Georgian Delight Hallway and Bathroom Interior Design
I was brought on board to provide interior design for this Georgian townhouse’s hallway and bathroom, as well as to supply lighting ideas and advice on various accessories.
Design concept and accessories
My approach was a colour palette in keeping with the architecture because it’s important to maximise a feel of authenticity, certainly in period properties.
For the hallway, a brass pendant light was chosen for the ceiling along with candle holders that oozed soft warmth.
A large, arch-shaped mirror was painted in a rich, brownish olive and hung to create a greater sensation of light and space.
On presenting the client with my choice of yellow for her hallway I was met with some resistance due to yellow being a ‘scary’ colour.
This is not an uncommon response to yellow, and my theory is it’s due to yellow’s psychological properties being the most extreme.
Each of the eleven basic hues have negative and positive psychological properties.
When a particular colour is combined with others from a different tonal family, not of it’s own, then it’s negative psychological properties are communicated.

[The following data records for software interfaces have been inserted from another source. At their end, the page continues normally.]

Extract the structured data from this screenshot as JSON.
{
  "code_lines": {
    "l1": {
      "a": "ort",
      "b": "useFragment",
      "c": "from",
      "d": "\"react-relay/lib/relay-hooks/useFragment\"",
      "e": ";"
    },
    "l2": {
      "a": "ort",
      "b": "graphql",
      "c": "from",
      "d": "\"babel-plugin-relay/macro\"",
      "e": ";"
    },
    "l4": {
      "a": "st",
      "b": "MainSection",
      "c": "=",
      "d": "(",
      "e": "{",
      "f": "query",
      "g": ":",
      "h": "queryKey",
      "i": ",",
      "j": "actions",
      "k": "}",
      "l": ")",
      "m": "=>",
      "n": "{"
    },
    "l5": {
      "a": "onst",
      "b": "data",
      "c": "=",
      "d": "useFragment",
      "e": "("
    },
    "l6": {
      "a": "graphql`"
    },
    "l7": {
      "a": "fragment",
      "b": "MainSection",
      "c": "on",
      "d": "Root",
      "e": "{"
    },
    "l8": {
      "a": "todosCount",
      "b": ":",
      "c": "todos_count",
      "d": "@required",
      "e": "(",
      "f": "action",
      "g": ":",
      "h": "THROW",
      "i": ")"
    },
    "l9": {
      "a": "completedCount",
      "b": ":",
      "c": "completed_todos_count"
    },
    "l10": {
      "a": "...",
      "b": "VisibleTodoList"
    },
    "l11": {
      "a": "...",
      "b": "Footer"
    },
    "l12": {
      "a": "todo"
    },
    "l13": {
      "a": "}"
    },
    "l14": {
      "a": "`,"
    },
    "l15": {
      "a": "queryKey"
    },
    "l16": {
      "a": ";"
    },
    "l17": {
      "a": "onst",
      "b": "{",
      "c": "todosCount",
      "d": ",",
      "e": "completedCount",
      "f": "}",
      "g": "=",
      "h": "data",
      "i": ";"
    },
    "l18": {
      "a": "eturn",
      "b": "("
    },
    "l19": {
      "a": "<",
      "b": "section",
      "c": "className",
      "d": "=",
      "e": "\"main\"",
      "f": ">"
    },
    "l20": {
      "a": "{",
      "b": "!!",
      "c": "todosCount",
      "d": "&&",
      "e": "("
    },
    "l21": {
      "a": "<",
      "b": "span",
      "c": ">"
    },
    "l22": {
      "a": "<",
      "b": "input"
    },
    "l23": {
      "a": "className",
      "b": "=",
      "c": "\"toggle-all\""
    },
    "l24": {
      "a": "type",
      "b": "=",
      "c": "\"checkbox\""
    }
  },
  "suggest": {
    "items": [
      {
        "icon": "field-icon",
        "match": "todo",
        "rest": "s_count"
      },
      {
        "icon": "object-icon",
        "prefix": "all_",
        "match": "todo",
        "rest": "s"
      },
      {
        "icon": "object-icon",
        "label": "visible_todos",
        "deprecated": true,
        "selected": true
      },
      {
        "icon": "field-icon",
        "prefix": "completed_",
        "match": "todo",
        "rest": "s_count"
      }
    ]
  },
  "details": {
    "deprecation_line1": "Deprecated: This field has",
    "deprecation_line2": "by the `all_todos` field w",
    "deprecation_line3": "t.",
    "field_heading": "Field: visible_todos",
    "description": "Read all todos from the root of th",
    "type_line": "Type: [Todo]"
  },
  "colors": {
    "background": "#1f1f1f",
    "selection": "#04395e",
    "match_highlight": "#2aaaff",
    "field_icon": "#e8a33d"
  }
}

In the case of yellow, these are: Irrationality, fear, emotional fragility, depression, anxiety, suicide.
But when a colour is combined with others from it’s own tonal family, then it’s positive properties are communicated instead. Yellow’s are: Optimism, confidence, self-esteem, extraversion, emotional strength, friendliness, creativity.
Like so many of us, the client may have been exposed to some disharmonious yellow colour combinations in the past, and rightly so, made a negative association with them however, yellow really was the best fit for this hallway and after discussing at length, she decided to be brave and give it a go.
The result was absolutely stunning, and the client was delighted.
The combination of colours that make up this shade: evoke a feeling of optimism, warmth, creativity and friendliness. It increased the sensation of light and space, and is sympathetic to the architecture’s era.
You can read about the colour yellow in more detail, on the blog.
This sumptuous teal was applied to the ceiling as well as the walls to give a ‘jewel box’ effect and turn what was a very bland space into an attractive colour statement.
Being a small area it was important the colour didn’t give the sensation of ‘closing in’ on you.
Choosing a teal rather than a pure blue prevented this, due to the large dose of green that teals contain.
This ensured the effect was soft and undemanding, allowing this deeper intensity of colour to be carried off in such a small space successfully.
The combination of colours that make up this shade: evoke a feeling of calm, peace, serenity and relaxation.